Otl Aicher
Ernst & Sohn/John Wiley & Sons, Berlin, English, 1998, 1994
Nonfiction, Product/Industrial Design
ISBN: 9783433024041

From the Publisher. Otl Aicher's writings are explorations of the world, a substantive part of his work. In moving through the history of thought and design, building and construction, he assures us of the possibilities of arranging existence in a humane fashion. He is concerned with the question of the conditions needed to produce a civilized culture. These conditions have to be fought for against apparent factual or material constraints and spiritual and intellectual substitutes on offer.
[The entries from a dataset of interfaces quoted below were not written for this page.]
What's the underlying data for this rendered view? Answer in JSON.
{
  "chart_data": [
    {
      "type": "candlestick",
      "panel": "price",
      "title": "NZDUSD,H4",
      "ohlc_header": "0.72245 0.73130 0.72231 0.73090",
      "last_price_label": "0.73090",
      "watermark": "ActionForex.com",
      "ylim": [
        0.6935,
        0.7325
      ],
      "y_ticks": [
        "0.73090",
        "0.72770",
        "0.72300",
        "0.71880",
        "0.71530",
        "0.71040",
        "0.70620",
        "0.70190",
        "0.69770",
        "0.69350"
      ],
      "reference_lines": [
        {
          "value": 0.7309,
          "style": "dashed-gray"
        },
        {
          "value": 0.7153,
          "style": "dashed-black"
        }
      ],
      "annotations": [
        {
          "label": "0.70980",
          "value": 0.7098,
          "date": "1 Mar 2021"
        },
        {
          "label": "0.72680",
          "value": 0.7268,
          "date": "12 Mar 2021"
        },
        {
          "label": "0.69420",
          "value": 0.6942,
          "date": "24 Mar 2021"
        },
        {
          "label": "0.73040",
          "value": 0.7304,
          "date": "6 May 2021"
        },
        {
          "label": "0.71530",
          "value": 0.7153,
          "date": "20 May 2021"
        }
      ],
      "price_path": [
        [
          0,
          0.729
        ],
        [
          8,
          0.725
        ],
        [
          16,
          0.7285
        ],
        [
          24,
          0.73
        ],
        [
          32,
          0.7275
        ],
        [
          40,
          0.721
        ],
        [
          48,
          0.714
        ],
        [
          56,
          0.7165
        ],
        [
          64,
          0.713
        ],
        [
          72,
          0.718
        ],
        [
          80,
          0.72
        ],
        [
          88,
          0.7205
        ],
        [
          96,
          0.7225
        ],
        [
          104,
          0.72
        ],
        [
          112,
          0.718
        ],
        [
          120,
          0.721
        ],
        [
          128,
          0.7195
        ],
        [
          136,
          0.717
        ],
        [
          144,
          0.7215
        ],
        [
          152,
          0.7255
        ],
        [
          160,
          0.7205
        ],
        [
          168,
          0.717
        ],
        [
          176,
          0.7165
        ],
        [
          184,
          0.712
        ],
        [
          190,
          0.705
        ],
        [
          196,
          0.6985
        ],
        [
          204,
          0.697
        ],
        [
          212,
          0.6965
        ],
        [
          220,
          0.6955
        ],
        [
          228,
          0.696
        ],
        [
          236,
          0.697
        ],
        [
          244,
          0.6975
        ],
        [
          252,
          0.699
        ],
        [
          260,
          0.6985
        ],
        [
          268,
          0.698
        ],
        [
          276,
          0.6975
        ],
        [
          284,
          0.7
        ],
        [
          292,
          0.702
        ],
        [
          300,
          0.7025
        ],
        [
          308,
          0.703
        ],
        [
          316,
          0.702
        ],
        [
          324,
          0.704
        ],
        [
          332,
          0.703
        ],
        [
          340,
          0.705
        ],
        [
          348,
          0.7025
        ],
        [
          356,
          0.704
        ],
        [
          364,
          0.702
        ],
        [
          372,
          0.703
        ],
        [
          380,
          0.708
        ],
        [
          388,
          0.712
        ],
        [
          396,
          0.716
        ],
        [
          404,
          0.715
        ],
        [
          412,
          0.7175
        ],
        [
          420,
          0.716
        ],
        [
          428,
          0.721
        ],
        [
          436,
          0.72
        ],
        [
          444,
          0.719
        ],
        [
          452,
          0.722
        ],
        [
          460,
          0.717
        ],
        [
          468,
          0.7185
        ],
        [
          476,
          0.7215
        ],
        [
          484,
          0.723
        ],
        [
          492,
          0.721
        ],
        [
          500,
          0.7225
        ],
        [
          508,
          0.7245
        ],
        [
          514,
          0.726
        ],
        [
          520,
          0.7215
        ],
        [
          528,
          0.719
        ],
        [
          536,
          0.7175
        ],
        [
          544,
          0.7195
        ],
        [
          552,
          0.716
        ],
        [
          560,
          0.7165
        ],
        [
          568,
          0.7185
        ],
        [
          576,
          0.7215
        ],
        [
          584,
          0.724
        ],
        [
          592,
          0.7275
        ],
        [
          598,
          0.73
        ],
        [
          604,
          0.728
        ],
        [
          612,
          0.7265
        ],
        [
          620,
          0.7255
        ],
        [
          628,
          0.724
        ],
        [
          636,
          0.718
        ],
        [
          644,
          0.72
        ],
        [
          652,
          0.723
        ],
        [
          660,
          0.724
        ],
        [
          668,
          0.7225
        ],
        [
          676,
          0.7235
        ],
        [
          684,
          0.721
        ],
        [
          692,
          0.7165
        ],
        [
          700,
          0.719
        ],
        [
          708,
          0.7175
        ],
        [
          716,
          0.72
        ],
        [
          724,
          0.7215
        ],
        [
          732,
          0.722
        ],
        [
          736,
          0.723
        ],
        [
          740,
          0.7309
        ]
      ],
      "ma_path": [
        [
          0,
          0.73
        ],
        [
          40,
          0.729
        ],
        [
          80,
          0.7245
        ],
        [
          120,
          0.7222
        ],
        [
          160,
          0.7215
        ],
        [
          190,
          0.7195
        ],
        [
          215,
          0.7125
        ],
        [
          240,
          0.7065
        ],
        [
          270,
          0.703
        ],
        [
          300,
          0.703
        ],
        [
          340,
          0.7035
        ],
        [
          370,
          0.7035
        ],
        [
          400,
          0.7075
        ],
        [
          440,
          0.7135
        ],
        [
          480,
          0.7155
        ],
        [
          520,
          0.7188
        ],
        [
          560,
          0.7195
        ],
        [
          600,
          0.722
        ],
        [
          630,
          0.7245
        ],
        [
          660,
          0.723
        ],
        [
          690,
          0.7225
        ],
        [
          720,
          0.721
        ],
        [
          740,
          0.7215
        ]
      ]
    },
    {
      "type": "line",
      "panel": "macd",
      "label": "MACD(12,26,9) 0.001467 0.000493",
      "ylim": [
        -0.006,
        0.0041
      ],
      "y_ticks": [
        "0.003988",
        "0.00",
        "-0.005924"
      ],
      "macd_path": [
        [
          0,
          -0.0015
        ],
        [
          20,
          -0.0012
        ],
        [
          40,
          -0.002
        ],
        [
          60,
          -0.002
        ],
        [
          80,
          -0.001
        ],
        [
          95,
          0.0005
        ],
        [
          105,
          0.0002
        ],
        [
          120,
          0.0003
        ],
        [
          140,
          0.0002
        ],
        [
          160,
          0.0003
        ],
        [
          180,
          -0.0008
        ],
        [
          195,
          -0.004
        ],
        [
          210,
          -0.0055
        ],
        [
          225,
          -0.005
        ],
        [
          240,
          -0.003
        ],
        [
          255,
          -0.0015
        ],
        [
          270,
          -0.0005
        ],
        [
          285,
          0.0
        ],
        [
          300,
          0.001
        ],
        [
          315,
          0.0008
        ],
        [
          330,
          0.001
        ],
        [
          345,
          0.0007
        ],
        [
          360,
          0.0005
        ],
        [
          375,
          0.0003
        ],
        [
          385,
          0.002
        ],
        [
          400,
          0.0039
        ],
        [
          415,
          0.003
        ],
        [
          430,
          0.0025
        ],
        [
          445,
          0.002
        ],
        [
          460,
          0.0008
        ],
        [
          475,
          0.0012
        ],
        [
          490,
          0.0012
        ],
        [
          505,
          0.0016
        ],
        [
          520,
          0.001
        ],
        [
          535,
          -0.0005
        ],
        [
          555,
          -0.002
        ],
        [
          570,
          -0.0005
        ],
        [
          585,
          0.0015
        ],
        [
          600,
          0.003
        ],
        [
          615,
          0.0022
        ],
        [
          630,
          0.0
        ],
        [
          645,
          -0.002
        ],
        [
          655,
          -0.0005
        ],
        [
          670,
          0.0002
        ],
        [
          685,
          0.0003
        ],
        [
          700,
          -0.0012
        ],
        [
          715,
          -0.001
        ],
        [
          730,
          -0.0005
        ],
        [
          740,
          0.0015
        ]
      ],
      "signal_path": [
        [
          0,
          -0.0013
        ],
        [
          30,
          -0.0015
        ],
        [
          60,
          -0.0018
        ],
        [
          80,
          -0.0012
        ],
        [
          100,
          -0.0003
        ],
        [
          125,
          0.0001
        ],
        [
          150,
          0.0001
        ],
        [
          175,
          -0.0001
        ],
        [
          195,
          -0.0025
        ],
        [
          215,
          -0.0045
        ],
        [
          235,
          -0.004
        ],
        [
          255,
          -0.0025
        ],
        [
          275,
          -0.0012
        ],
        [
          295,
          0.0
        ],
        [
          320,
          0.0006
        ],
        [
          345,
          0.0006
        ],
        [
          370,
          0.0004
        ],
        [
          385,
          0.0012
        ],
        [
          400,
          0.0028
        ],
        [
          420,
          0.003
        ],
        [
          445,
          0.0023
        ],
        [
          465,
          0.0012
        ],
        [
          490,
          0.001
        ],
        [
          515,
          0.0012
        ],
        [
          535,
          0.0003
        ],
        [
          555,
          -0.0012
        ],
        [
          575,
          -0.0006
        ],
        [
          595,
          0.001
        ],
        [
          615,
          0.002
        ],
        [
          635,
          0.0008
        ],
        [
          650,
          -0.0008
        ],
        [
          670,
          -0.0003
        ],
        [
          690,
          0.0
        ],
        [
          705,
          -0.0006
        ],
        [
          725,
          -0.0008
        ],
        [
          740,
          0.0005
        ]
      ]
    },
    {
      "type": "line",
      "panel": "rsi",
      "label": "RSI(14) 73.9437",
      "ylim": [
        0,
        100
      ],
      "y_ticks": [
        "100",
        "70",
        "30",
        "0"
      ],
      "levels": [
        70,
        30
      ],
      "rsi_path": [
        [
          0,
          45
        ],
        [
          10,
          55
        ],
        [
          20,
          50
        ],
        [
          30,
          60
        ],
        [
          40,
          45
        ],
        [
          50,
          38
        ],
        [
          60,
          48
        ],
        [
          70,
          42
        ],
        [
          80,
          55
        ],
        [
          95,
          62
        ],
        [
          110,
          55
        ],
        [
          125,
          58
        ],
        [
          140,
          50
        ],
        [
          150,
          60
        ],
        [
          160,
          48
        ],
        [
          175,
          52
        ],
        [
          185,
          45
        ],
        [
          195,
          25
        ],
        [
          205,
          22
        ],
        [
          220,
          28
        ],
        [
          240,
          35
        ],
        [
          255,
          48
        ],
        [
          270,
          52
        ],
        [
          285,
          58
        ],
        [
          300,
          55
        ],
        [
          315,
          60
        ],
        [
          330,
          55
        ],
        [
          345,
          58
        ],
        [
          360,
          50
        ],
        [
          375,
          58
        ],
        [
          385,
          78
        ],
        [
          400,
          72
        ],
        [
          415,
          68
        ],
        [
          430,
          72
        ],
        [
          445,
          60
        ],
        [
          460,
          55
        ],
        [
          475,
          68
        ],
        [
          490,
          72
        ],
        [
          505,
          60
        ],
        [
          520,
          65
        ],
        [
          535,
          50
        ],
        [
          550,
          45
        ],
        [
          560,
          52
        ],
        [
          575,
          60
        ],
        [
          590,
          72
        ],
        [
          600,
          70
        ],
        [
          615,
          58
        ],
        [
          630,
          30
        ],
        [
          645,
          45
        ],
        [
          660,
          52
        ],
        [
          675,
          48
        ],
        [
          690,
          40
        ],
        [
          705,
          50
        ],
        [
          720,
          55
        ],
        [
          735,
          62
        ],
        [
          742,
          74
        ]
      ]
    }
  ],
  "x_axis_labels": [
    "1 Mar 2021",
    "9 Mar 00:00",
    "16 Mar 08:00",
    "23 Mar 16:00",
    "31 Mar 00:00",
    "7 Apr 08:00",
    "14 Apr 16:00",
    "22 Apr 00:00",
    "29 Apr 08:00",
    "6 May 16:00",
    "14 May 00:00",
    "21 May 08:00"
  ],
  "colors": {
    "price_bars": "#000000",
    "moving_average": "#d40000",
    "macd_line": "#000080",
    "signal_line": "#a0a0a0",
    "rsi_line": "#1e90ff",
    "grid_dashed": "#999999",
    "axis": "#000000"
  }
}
Otl Aicher likes a dispute. For this reason, the volume contains polemical statements on cultural and political subjects as well as practical reports and historical exposition. He fights with productive obstinacy, above all for the renewal of modernism, which he claims has largely exhausted itself in aesthetic visions; he insists the ordinary working day is still more important than the “cultural Sunday.”

On 3 book lists
Jeffrey Bernett

Otl Aicher founded the Ulm School of Design, which became Germany’s leading educational center for design during the 1950s and 1960s. Aicher was heavily involved in corporate branding for a number of important companies of the era, including designing the logo for German airline Lufthansa, and is probably best known for being the lead designer for the 1972 Munich Olympics. A complete and broad thinker of design.

Fritz Frenkler

Another standard work on industrial design that should be consulted occasionally.

Sam Hecht

I have read this book about four times—and at different times of my life. In my opinion it should be read by every design student. While I was a professor at Karlsruhe University I was surprised that few of my students had heard of it, let alone the writer and designer, Otl Aicher. Why is it so important? I believe that too many designers have lost the ability to realize that projects are ultimately for people—not the company. Aicher explains this very clearly, and as his rationale is very cutting, it would be hard to argue with.

comments powered by Disqus